• **Exercise prompt**:
Search the records below for "date" and copy every line it turns up in.

• **Dataset content**:
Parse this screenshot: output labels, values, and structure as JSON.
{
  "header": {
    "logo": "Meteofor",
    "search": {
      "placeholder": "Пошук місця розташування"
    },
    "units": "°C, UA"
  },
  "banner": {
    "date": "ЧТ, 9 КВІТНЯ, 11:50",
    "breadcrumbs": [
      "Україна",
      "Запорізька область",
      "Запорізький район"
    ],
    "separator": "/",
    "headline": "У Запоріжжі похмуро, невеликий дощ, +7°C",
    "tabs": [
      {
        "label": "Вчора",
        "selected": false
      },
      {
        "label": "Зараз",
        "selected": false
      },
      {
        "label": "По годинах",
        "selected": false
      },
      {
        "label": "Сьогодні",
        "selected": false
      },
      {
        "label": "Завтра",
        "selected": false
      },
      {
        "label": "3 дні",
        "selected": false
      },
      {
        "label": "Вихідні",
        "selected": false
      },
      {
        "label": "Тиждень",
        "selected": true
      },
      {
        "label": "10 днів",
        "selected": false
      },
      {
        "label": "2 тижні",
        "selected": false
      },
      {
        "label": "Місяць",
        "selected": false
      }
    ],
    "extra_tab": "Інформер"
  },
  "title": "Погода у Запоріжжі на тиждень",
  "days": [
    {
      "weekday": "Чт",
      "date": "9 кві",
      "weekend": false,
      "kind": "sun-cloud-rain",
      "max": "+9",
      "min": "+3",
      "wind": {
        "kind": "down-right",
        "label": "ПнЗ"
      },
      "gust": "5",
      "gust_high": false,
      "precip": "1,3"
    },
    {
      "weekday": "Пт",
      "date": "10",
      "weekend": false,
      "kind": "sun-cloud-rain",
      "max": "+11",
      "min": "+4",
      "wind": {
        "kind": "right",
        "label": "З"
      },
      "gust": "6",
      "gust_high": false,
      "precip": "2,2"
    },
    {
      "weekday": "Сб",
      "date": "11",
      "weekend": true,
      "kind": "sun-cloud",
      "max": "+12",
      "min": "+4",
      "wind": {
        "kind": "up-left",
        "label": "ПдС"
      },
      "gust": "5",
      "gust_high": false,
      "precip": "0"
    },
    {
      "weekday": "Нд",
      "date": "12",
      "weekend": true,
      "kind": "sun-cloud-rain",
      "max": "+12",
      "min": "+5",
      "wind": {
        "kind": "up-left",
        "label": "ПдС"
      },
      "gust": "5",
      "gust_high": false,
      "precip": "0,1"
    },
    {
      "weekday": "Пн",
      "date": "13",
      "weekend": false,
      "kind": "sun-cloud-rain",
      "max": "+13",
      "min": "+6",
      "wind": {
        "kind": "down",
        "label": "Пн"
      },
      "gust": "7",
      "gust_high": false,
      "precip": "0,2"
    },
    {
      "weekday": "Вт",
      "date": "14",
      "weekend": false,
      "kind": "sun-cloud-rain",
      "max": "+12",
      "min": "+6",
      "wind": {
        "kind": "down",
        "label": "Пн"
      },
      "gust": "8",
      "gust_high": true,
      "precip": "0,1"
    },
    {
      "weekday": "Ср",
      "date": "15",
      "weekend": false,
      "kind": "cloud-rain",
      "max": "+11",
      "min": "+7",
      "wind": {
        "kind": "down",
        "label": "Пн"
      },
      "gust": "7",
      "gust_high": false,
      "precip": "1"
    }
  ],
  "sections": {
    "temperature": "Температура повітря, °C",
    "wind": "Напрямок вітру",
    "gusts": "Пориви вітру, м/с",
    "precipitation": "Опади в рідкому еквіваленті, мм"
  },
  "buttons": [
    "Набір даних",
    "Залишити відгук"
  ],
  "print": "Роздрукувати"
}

• **Output below**:
    "date": "ЧТ, 9 КВІТНЯ, 11:50",
      "date": "9 кві",
      "date": "10",
      "date": "11",
      "date": "12",
      "date": "13",
      "date": "14",
      "date": "15",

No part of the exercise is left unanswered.